WHO WILL SURVIVE AND WHAT WILL BE LEFT OF THEM?
One of the most influential horror movies ever made was inspired by the story of notorious serial killer Ed Gein. In spite of a short running time, the story is a bit protracted but simple and very effective, with a bunch of laidback teens on a road trip, encountering the most deranged family in the South. Several sequences are still very unsettling to watch. Tobe Hooper brings a lot to the party, with an innovative visual style; he also uses plenty of humor to make us care for the characters, and that doesn’t go away when the horror sets in. The abominable Leatherface has a shocking first scene, but there’s also something comically pathetic about this 1970s’ answer to Frankenstein’s monster.
1974-U.S. 83 min. Color. Produced and directed by Tobe Hooper. Screenplay: Tobe Hooper, Kim Henkel. Cast: Marilyn Burns (Sally Hardesty), Gunnar Hansen (Leatherface), Edwin Neal (The Hitcher), Allen Danzinger, Paul A. Partian, William Vail. Narrated by John Larroquette.
Trivia: Followed by two sequels, starting with The Texas Chainsaw Massacre 2 (1986), and two prequels (The Texas Chainsaw Massacre: The Beginning (2006), Leatherface (2017)). Remade in 2003 as The Texas Chainsaw Massacre.
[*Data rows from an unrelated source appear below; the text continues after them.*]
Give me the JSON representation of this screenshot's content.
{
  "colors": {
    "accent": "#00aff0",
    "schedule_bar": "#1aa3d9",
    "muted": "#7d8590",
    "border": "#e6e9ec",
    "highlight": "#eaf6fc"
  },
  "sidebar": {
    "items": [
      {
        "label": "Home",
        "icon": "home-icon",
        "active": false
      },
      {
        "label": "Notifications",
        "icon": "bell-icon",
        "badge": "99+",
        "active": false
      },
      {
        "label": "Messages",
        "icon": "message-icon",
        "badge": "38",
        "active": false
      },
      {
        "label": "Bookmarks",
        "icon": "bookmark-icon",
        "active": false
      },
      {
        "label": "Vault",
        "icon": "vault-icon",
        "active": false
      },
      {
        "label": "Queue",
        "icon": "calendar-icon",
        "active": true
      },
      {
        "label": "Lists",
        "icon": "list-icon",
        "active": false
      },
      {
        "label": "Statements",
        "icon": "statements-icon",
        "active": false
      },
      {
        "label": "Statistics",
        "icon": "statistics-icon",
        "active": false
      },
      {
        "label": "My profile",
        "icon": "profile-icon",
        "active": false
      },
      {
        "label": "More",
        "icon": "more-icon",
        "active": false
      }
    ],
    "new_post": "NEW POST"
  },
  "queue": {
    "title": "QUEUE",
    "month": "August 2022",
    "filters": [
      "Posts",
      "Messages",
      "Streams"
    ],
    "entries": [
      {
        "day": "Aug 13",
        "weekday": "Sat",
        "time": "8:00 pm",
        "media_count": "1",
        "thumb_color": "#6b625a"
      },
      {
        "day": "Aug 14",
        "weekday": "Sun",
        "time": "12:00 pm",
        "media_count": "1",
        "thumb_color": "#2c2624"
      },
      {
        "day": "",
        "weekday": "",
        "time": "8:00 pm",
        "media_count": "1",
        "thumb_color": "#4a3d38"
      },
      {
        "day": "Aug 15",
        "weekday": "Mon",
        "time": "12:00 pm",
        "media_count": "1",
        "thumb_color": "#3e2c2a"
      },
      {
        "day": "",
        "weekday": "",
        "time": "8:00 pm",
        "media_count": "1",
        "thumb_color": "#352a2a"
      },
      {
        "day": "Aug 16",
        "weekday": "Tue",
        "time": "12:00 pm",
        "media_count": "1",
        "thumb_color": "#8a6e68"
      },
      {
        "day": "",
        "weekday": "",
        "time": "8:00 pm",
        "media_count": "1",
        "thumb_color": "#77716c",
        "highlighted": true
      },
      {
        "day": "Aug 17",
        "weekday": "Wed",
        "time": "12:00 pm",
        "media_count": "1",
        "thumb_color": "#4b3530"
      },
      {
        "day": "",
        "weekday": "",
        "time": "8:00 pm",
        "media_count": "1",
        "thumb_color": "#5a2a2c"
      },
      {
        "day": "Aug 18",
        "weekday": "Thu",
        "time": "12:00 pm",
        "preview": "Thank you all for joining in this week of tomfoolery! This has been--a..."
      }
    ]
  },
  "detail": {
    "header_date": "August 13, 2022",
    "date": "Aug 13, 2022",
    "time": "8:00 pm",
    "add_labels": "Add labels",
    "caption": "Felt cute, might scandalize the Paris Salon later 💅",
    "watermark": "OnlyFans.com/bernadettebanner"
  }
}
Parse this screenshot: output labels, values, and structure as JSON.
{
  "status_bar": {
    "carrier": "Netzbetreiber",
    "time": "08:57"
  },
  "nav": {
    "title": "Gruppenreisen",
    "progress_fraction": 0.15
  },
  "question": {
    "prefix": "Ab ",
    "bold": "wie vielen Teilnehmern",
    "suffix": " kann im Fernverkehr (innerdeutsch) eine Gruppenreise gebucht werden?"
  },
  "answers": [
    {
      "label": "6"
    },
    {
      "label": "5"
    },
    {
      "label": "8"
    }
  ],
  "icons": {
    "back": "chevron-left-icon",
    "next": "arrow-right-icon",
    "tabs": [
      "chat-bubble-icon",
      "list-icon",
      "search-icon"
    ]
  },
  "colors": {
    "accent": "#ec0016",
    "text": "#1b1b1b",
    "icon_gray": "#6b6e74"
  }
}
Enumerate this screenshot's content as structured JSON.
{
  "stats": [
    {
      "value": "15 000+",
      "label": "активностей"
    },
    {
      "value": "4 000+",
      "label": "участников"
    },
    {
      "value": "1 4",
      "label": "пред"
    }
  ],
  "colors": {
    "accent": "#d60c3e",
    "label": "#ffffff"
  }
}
The franchise was rebooted, with very clear ties to the original, as Texas Chainsaw 3D (2013).
Last word: “That was the heaviest set I’ve ever been on. It was miserable, really. That added to a part of the chemistry that caused certain behavior. The heat, the smoke and bones are cooking under the hot lights. All of that, it’s kind of like a war dance, American Indian War Dance. You start working at a pace and when everyone is involved equally, something intangible, something metaphysical, is being created when everyone is in the same mind space. And that’s what was going on. I didn’t know that exactly at the time, in the beginning. But about halfway through I started understanding this war dance concept. And at a certain point that energy starts helping you go in the direction you intend to take it in.” (Hooper, Indiewire)